Consider the following association:
class CrazyCatLady < ActiveRecord::Base has_many :cats end class Cat < ActiveRecord::Base belongs_to :crazy_cat_lady end
Now, imagine you did:
OK, this will query the database for the first CrazyCatLady, then query again for all cats associated with that record. Fair enough. But what if we do this:
Aside from being a bit silly, this does everything the first statement does, then queries the database a third time to find the CrazyCatLady associated with the first cat. But Rails already has this information! Why is it querying the database again?
Rails is a bit dumb about the inverse of an association. You have to specify that an inverse relationship exists, like so:
class CrazyCatLady < ActiveRecord::Base has_many :cats, inverse_of: :crazy_cat_lady end class Cat < ActiveRecord::Base belongs_to :crazy_cat_lady, inverse_of: :cats end
With this done, when we issue:

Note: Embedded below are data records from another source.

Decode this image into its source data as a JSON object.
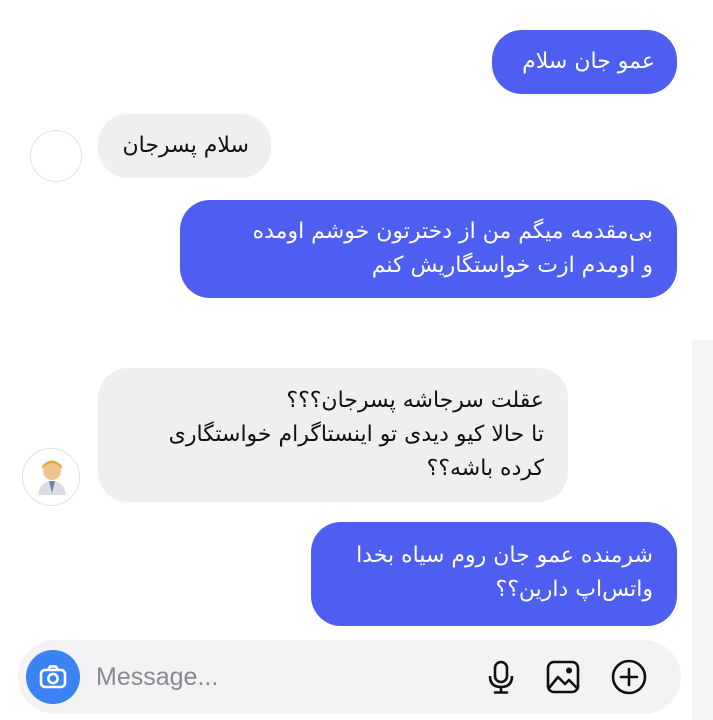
{
  "messages": [
    {
      "direction": "sent",
      "text": "عمو جان سلام"
    },
    {
      "direction": "received",
      "text": "سلام پسرجان"
    },
    {
      "direction": "sent",
      "text": "بی‌مقدمه میگم من از دخترتون خوشم اومده\nو اومدم ازت خواستگاریش کنم"
    },
    {
      "direction": "received",
      "text": "عقلت سرجاشه پسرجان؟؟؟\nتا حالا کیو دیدی تو اینستاگرام خواستگاری\nکرده باشه؟؟"
    },
    {
      "direction": "sent",
      "text": "شرمنده عمو جان روم سیاه بخدا\nواتس‌اپ دارین؟؟"
    }
  ],
  "composer": {
    "placeholder": "Message...",
    "icons": [
      "camera-icon",
      "microphone-icon",
      "gallery-icon",
      "add-icon"
    ]
  },
  "colors": {
    "sent_bubble": "#4d5ef0",
    "received_bubble": "#efeff0",
    "camera_button": "#3b82f2"
  }
}
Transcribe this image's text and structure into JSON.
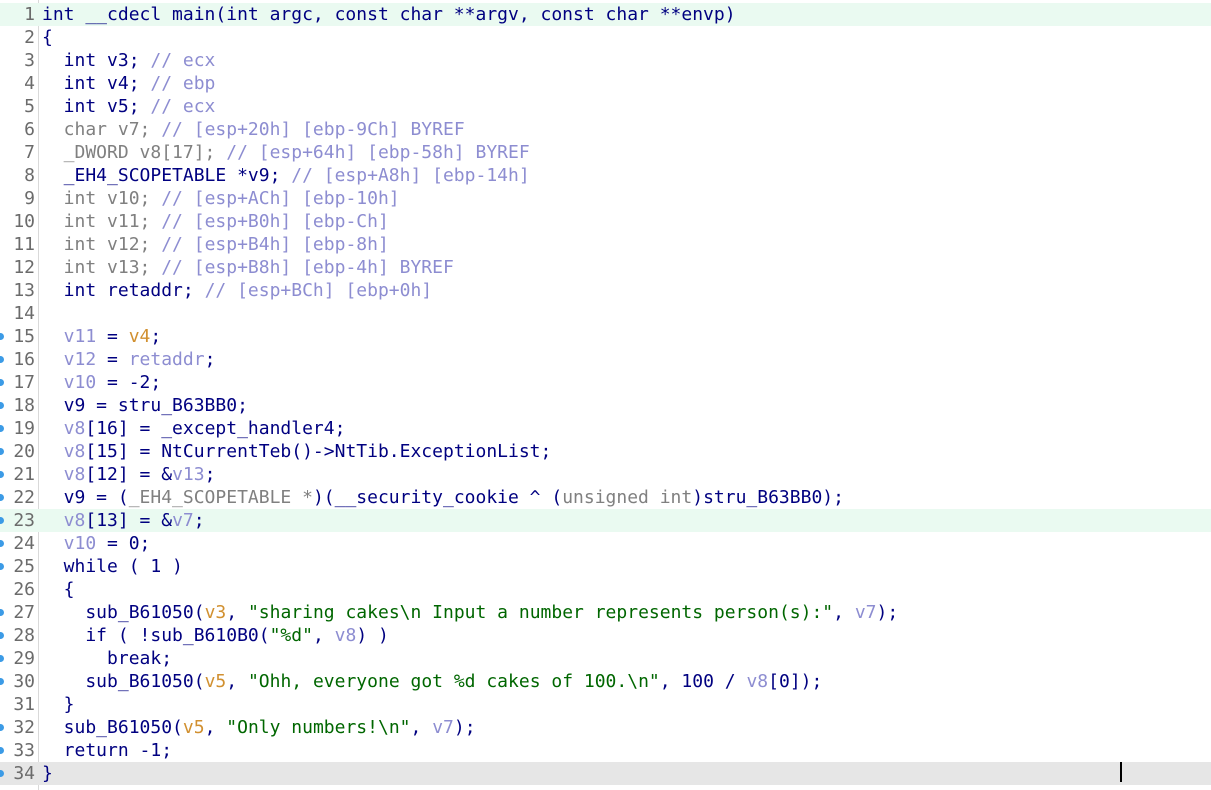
{
  "lines": [
    {
      "n": "1",
      "segments": [
        [
          "k",
          "int __cdecl main(int argc, const char **argv, const char **envp)"
        ]
      ],
      "bp": false,
      "hl": "green"
    },
    {
      "n": "2",
      "segments": [
        [
          "k",
          "{"
        ]
      ],
      "bp": false,
      "hl": ""
    },
    {
      "n": "3",
      "segments": [
        [
          "k",
          "  int v3; "
        ],
        [
          "c",
          "// ecx"
        ]
      ],
      "bp": false,
      "hl": ""
    },
    {
      "n": "4",
      "segments": [
        [
          "k",
          "  int v4; "
        ],
        [
          "c",
          "// ebp"
        ]
      ],
      "bp": false,
      "hl": ""
    },
    {
      "n": "5",
      "segments": [
        [
          "k",
          "  int v5; "
        ],
        [
          "c",
          "// ecx"
        ]
      ],
      "bp": false,
      "hl": ""
    },
    {
      "n": "6",
      "segments": [
        [
          "g",
          "  char v7; "
        ],
        [
          "c",
          "// [esp+20h] [ebp-9Ch] BYREF"
        ]
      ],
      "bp": false,
      "hl": ""
    },
    {
      "n": "7",
      "segments": [
        [
          "g",
          "  _DWORD v8[17]; "
        ],
        [
          "c",
          "// [esp+64h] [ebp-58h] BYREF"
        ]
      ],
      "bp": false,
      "hl": ""
    },
    {
      "n": "8",
      "segments": [
        [
          "k",
          "  _EH4_SCOPETABLE *v9; "
        ],
        [
          "c",
          "// [esp+A8h] [ebp-14h]"
        ]
      ],
      "bp": false,
      "hl": ""
    },
    {
      "n": "9",
      "segments": [
        [
          "g",
          "  int v10; "
        ],
        [
          "c",
          "// [esp+ACh] [ebp-10h]"
        ]
      ],
      "bp": false,
      "hl": ""
    },
    {
      "n": "10",
      "segments": [
        [
          "g",
          "  int v11; "
        ],
        [
          "c",
          "// [esp+B0h] [ebp-Ch]"
        ]
      ],
      "bp": false,
      "hl": ""
    },
    {
      "n": "11",
      "segments": [
        [
          "g",
          "  int v12; "
        ],
        [
          "c",
          "// [esp+B4h] [ebp-8h]"
        ]
      ],
      "bp": false,
      "hl": ""
    },
    {
      "n": "12",
      "segments": [
        [
          "g",
          "  int v13; "
        ],
        [
          "c",
          "// [esp+B8h] [ebp-4h] BYREF"
        ]
      ],
      "bp": false,
      "hl": ""
    },
    {
      "n": "13",
      "segments": [
        [
          "k",
          "  int retaddr; "
        ],
        [
          "c",
          "// [esp+BCh] [ebp+0h]"
        ]
      ],
      "bp": false,
      "hl": ""
    },
    {
      "n": "14",
      "segments": [
        [
          "k",
          ""
        ]
      ],
      "bp": false,
      "hl": ""
    },
    {
      "n": "15",
      "segments": [
        [
          "v",
          "  v11"
        ],
        [
          "k",
          " = "
        ],
        [
          "o",
          "v4"
        ],
        [
          "k",
          ";"
        ]
      ],
      "bp": true,
      "hl": ""
    },
    {
      "n": "16",
      "segments": [
        [
          "v",
          "  v12"
        ],
        [
          "k",
          " = "
        ],
        [
          "v",
          "retaddr"
        ],
        [
          "k",
          ";"
        ]
      ],
      "bp": true,
      "hl": ""
    },
    {
      "n": "17",
      "segments": [
        [
          "v",
          "  v10"
        ],
        [
          "k",
          " = -2;"
        ]
      ],
      "bp": true,
      "hl": ""
    },
    {
      "n": "18",
      "segments": [
        [
          "k",
          "  v9 = stru_B63BB0;"
        ]
      ],
      "bp": true,
      "hl": ""
    },
    {
      "n": "19",
      "segments": [
        [
          "v",
          "  v8"
        ],
        [
          "k",
          "[16] = _except_handler4;"
        ]
      ],
      "bp": true,
      "hl": ""
    },
    {
      "n": "20",
      "segments": [
        [
          "v",
          "  v8"
        ],
        [
          "k",
          "[15] = NtCurrentTeb()->NtTib.ExceptionList;"
        ]
      ],
      "bp": true,
      "hl": ""
    },
    {
      "n": "21",
      "segments": [
        [
          "v",
          "  v8"
        ],
        [
          "k",
          "[12] = &"
        ],
        [
          "v",
          "v13"
        ],
        [
          "k",
          ";"
        ]
      ],
      "bp": true,
      "hl": ""
    },
    {
      "n": "22",
      "segments": [
        [
          "k",
          "  v9 = ("
        ],
        [
          "g",
          "_EH4_SCOPETABLE *"
        ],
        [
          "k",
          ")(__security_cookie ^ ("
        ],
        [
          "g",
          "unsigned int"
        ],
        [
          "k",
          ")stru_B63BB0);"
        ]
      ],
      "bp": true,
      "hl": ""
    },
    {
      "n": "23",
      "segments": [
        [
          "v",
          "  v8"
        ],
        [
          "k",
          "[13] = &"
        ],
        [
          "v",
          "v7"
        ],
        [
          "k",
          ";"
        ]
      ],
      "bp": true,
      "hl": "green"
    },
    {
      "n": "24",
      "segments": [
        [
          "v",
          "  v10"
        ],
        [
          "k",
          " = 0;"
        ]
      ],
      "bp": true,
      "hl": ""
    },
    {
      "n": "25",
      "segments": [
        [
          "k",
          "  while ( 1 )"
        ]
      ],
      "bp": true,
      "hl": ""
    },
    {
      "n": "26",
      "segments": [
        [
          "k",
          "  {"
        ]
      ],
      "bp": false,
      "hl": ""
    },
    {
      "n": "27",
      "segments": [
        [
          "k",
          "    sub_B61050("
        ],
        [
          "o",
          "v3"
        ],
        [
          "k",
          ", "
        ],
        [
          "s",
          "\"sharing cakes\\n Input a number represents person(s):\""
        ],
        [
          "k",
          ", "
        ],
        [
          "v",
          "v7"
        ],
        [
          "k",
          ");"
        ]
      ],
      "bp": true,
      "hl": ""
    },
    {
      "n": "28",
      "segments": [
        [
          "k",
          "    if ( !sub_B610B0("
        ],
        [
          "s",
          "\"%d\""
        ],
        [
          "k",
          ", "
        ],
        [
          "v",
          "v8"
        ],
        [
          "k",
          ") )"
        ]
      ],
      "bp": true,
      "hl": ""
    },
    {
      "n": "29",
      "segments": [
        [
          "k",
          "      break;"
        ]
      ],
      "bp": true,
      "hl": ""
    },
    {
      "n": "30",
      "segments": [
        [
          "k",
          "    sub_B61050("
        ],
        [
          "o",
          "v5"
        ],
        [
          "k",
          ", "
        ],
        [
          "s",
          "\"Ohh, everyone got %d cakes of 100.\\n\""
        ],
        [
          "k",
          ", 100 / "
        ],
        [
          "v",
          "v8"
        ],
        [
          "k",
          "[0]);"
        ]
      ],
      "bp": true,
      "hl": ""
    },
    {
      "n": "31",
      "segments": [
        [
          "k",
          "  }"
        ]
      ],
      "bp": false,
      "hl": ""
    },
    {
      "n": "32",
      "segments": [
        [
          "k",
          "  sub_B61050("
        ],
        [
          "o",
          "v5"
        ],
        [
          "k",
          ", "
        ],
        [
          "s",
          "\"Only numbers!\\n\""
        ],
        [
          "k",
          ", "
        ],
        [
          "v",
          "v7"
        ],
        [
          "k",
          ");"
        ]
      ],
      "bp": true,
      "hl": ""
    },
    {
      "n": "33",
      "segments": [
        [
          "k",
          "  return -1;"
        ]
      ],
      "bp": true,
      "hl": ""
    },
    {
      "n": "34",
      "segments": [
        [
          "k",
          "}"
        ]
      ],
      "bp": true,
      "hl": "grey"
    }
  ]
}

We see that Rails won't query the database a third time. We've told Rails that it already knows about the cat's
So, aside from this contrived example, how are inverse associations useful? Database queries are a precious resource in a web app. Reading and writing to disk are among the most time-intensive activities a server will perform. Too much of these activities, and a queue will start to grow. This results in slow page loads and possibly lost revenue.

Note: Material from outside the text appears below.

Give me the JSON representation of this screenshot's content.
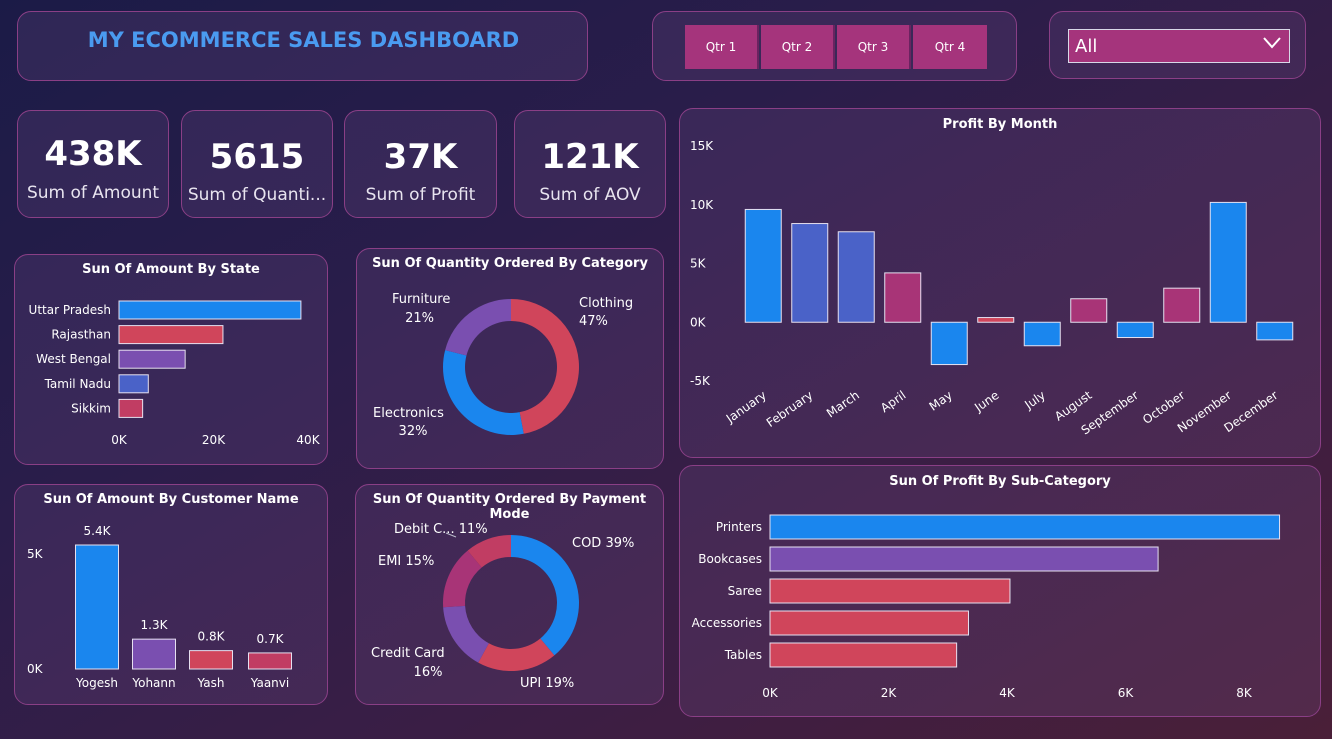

Best practice in many Rails shops is to define
inverse_of on every relationship. There's really no downside, and plenty of potential benefits.